Due to MannKiBaat, I repeatedly see how the Radio can be a great medium to share positivity as well as recognise those who are at the forefront of bringing a qualitative change in the lives of others. I would also like to thank all those who contribute to this programme.Narendra Modi
Prime Minister of India
Reaching out to people is of paramount importance, and Radio plays an important role. The emergence of the internet provides a new impetus to Radio with many options for the communicators and listeners. With mobile on almost everyone’s hand and the internet invasion, it gives new dimensions to the Radio broadcast. It is relatively easy to set up your own “Internet Radio”, which goes beyond the commercial connotation.
The trust in radio journalism can be sustained by producing independent and high-quality content based on verifiable information.
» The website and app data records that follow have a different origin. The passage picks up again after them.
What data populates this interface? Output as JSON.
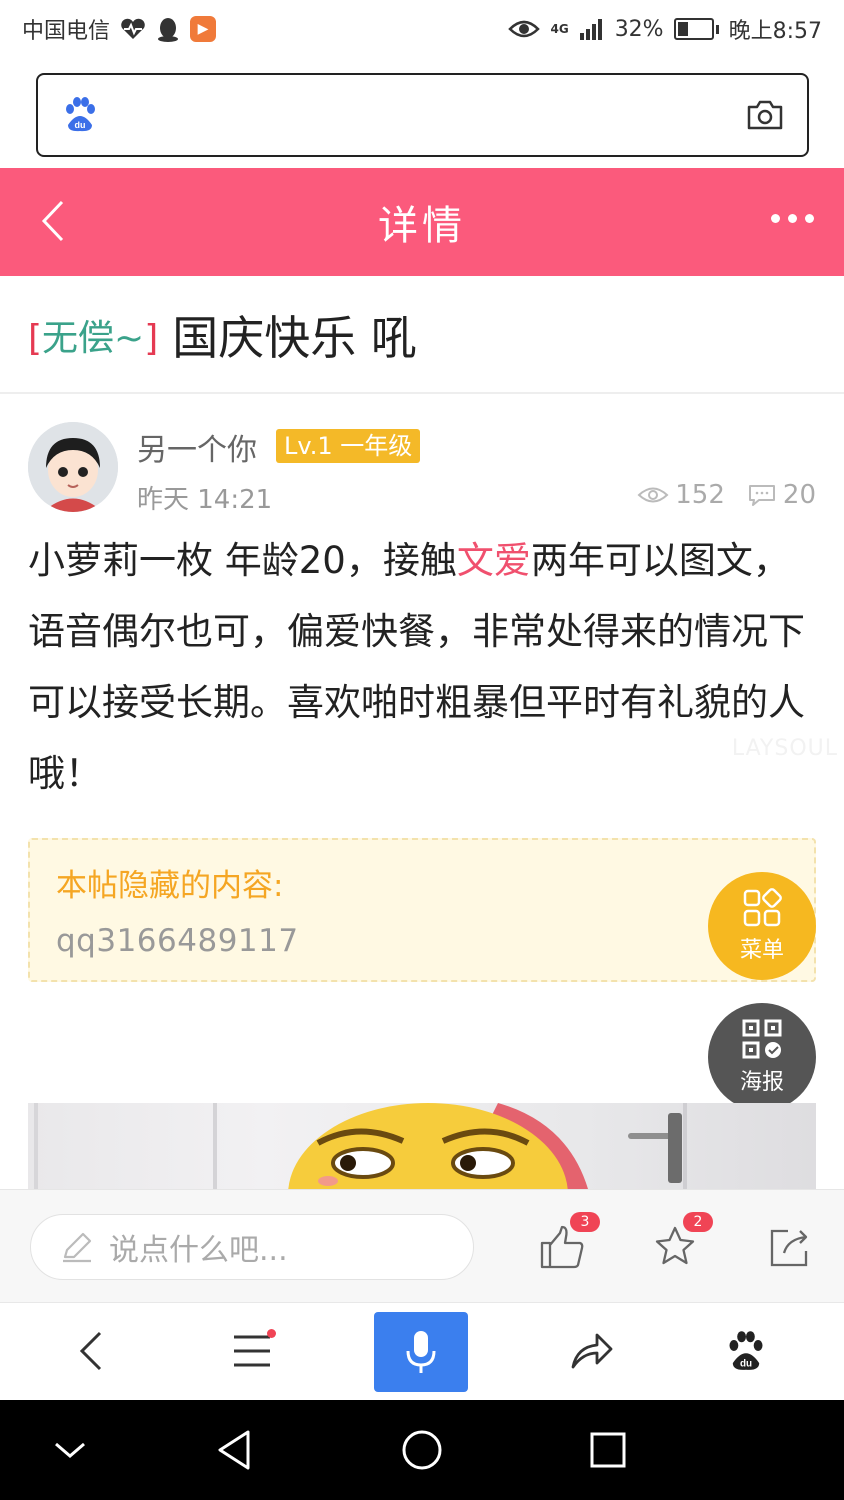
{
  "status_bar": {
    "carrier": "中国电信",
    "battery_percent": "32%",
    "battery_level": 0.32,
    "time": "晚上8:57",
    "network": "4G"
  },
  "search": {
    "placeholder": "",
    "logo_icon": "baidu-paw-icon",
    "camera_icon": "camera-icon"
  },
  "header": {
    "title": "详情",
    "back_icon": "chevron-left-icon",
    "more_icon": "more-dots-icon",
    "background": "#fb5a7c"
  },
  "post": {
    "tag_open": "[",
    "tag": "无偿~",
    "tag_close": "]",
    "title": "国庆快乐 吼",
    "author": "另一个你",
    "level": "Lv.1 一年级",
    "time": "昨天 14:21",
    "views": "152",
    "comments": "20",
    "content": {
      "part1": "小萝莉一枚 年龄20，接触",
      "highlight": "文爱",
      "part2": "两年可以图文，语音偶尔也可，偏爱快餐，非常处得来的情况下可以接受长期。喜欢啪时粗暴但平时有礼貌的人哦！"
    },
    "watermark": "LAYSOUL",
    "hidden_label": "本帖隐藏的内容:",
    "hidden_value": "qq3166489117"
  },
  "fabs": {
    "menu_label": "菜单",
    "poster_label": "海报"
  },
  "comment_bar": {
    "placeholder": "说点什么吧...",
    "like_count": "3",
    "favorite_count": "2"
  },
  "colors": {
    "accent_pink": "#fb5a7c",
    "level_badge": "#f4b928",
    "menu_fab": "#f6b820",
    "poster_fab": "#555555",
    "mic_button": "#3b7fee",
    "tag_green": "#3aa28a"
  }
}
Public interest should be paramount. Radio stations’ economic survival and ability to attract and retain the listeners base is a challenge to be addressed. Ensuring the viability and competitiveness of the radio stations are the challenges to be addressed. Humans always aspired to find avenues to communicate, and Radio is doing yeomen service to humankind. As the world changes, so do Radio. It evolved, adapted, innovated, and continue to connect. Let us celebrate the power of Radio to reflect and promote diversity in all its forms.
The ToonLogs posted on the theme earlier can be accessed at: